Rainbows and Rays over Bryce Canyon : What’s happening over Bryce Canyon? Two different optical effects that were captured in one image taken earlier this month. Both effects needed to have the Sun situated directly behind the photographer. The nearest apparition was the common rainbow, created by sunlight streaming from the setting sun over the head of the photographer, and scattering from raindrops in front of the canyon. If you look closely, even a second rainbow appears above the first. More rare, and perhaps more striking, are the rays of light that emanate out from the horizon above the canyon. These are known as anticrepuscular rays and result from sunlight streaming though breaks in the clouds, around the sky, and converging at the point 180 degrees around from the Sun. Geometrically, this antisolar point must coincide with the exact center of the rainbows. Located in Utah, USA, Bryce Canyon itself contains a picturesque array of ancient sedimentary rock spires known as hoodoos. via NASA
The generally unexpected and sometimes spectacular appearance of comets have triggered the interest of many people throughout history. A bright comet can easily be seen with the naked eye.
Comets are usually not discovered until after a coma or tail has formed. Depending on the apparent size of the coma or tail, a comet can be very bright. Some comets have a tail extending more than 45˚ on the sky. The earliest records of comet observations date to ~6000BCE in China.

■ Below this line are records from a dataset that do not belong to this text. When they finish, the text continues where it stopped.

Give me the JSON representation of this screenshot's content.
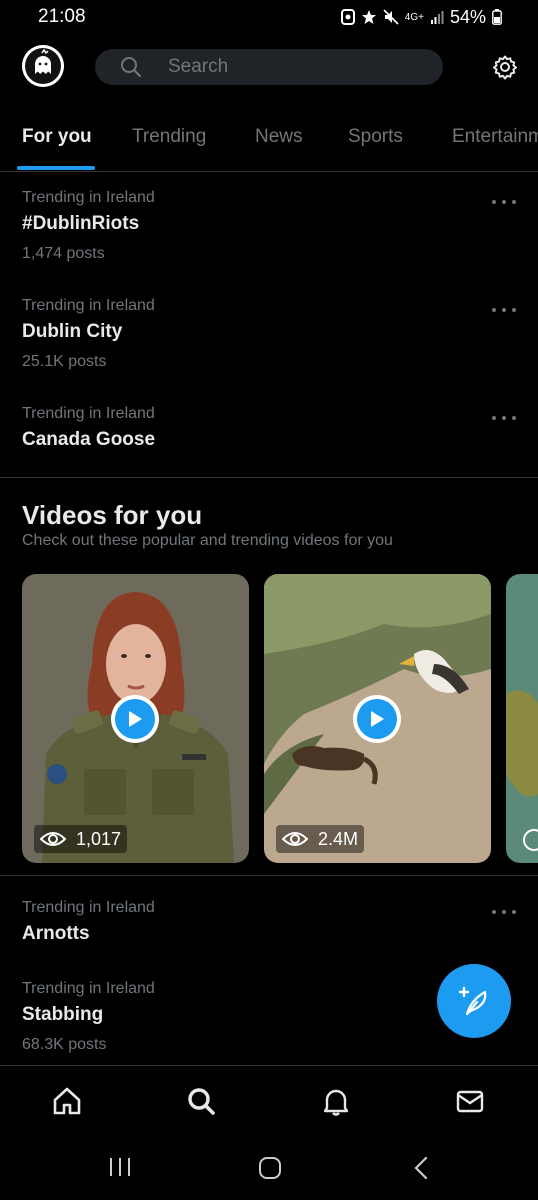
{
  "status": {
    "time": "21:08",
    "network": "4G+",
    "battery": "54%"
  },
  "header": {
    "search_placeholder": "Search"
  },
  "tabs": [
    {
      "label": "For you",
      "active": true
    },
    {
      "label": "Trending"
    },
    {
      "label": "News"
    },
    {
      "label": "Sports"
    },
    {
      "label": "Entertainment"
    }
  ],
  "trends": [
    {
      "context": "Trending in Ireland",
      "name": "#DublinRiots",
      "count": "1,474 posts"
    },
    {
      "context": "Trending in Ireland",
      "name": "Dublin City",
      "count": "25.1K posts"
    },
    {
      "context": "Trending in Ireland",
      "name": "Canada Goose",
      "count": ""
    },
    {
      "context": "Trending in Ireland",
      "name": "Arnotts",
      "count": ""
    },
    {
      "context": "Trending in Ireland",
      "name": "Stabbing",
      "count": "68.3K posts"
    }
  ],
  "videos": {
    "title": "Videos for you",
    "subtitle": "Check out these popular and trending videos for you",
    "items": [
      {
        "views": "1,017"
      },
      {
        "views": "2.4M"
      }
    ]
  },
  "colors": {
    "accent": "#1d9bf0",
    "background": "#000000",
    "secondary_text": "#71767b"
  },
  "icons": [
    "search-icon",
    "gear-icon",
    "more-icon",
    "play-icon",
    "eye-icon",
    "compose-icon",
    "home-icon",
    "explore-icon",
    "bell-icon",
    "mail-icon"
  ]
}
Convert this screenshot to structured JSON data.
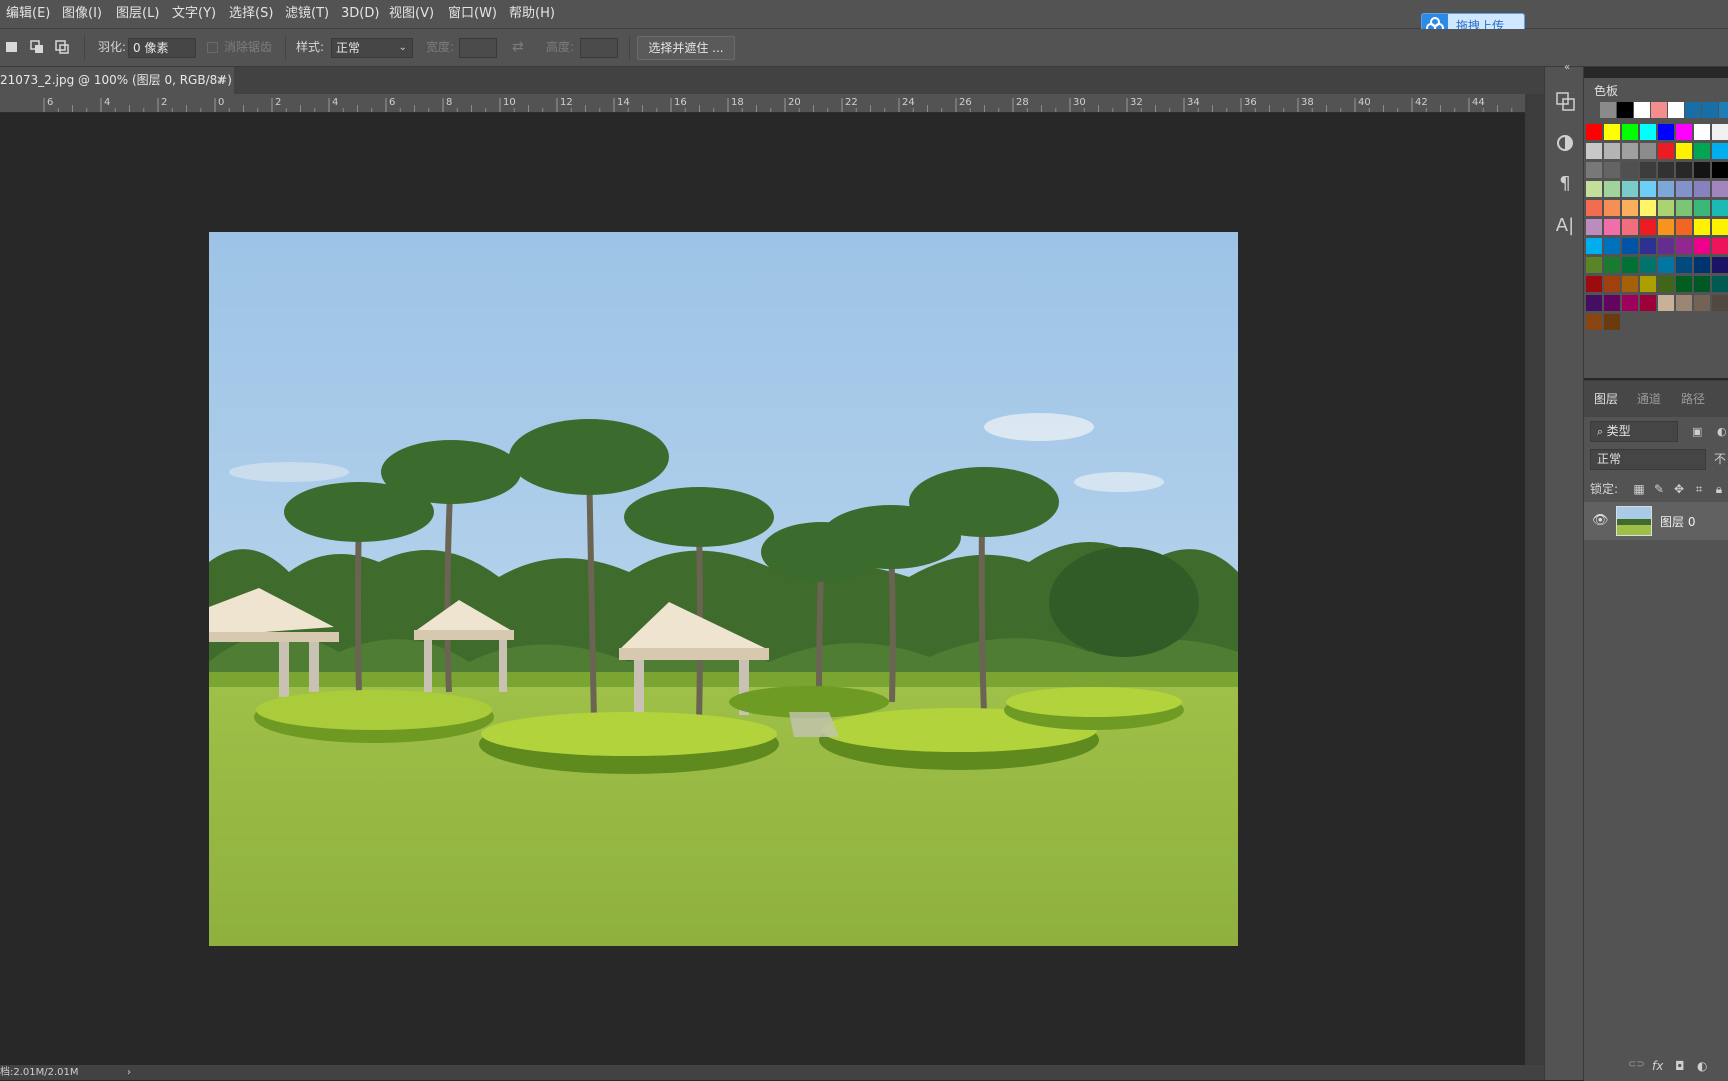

The smaller nucleus (rocky body) of a comet, often only a few kilometres in diameter, is usually hidden from view by the large coma, a cloud of gas and dust roughly 10 to the power of 4-10 to the power of 5 km in diameter and not seen with the naked eye, a large hydrogen coma, between 1 and 10 million km in extent, which surrounds the nucleus and visible gas/dust coma. Two tails are often visible, both in the antisolar direction: a curved yellowish dust tail and a straight ion tail, usually of a blue colour.
Comets are usually inert at large heliocentric distances and only develop a coma and tails when they get closer to the sun. When the sublimating gas evolves off the surface of a comet’s nucleus, dust is dragged along. The gas and dust form a comet’s coma and hide the nucleus from view. Most comets are discovered after the coma has formed when they are bright enough to be seen with relatively small telescopes.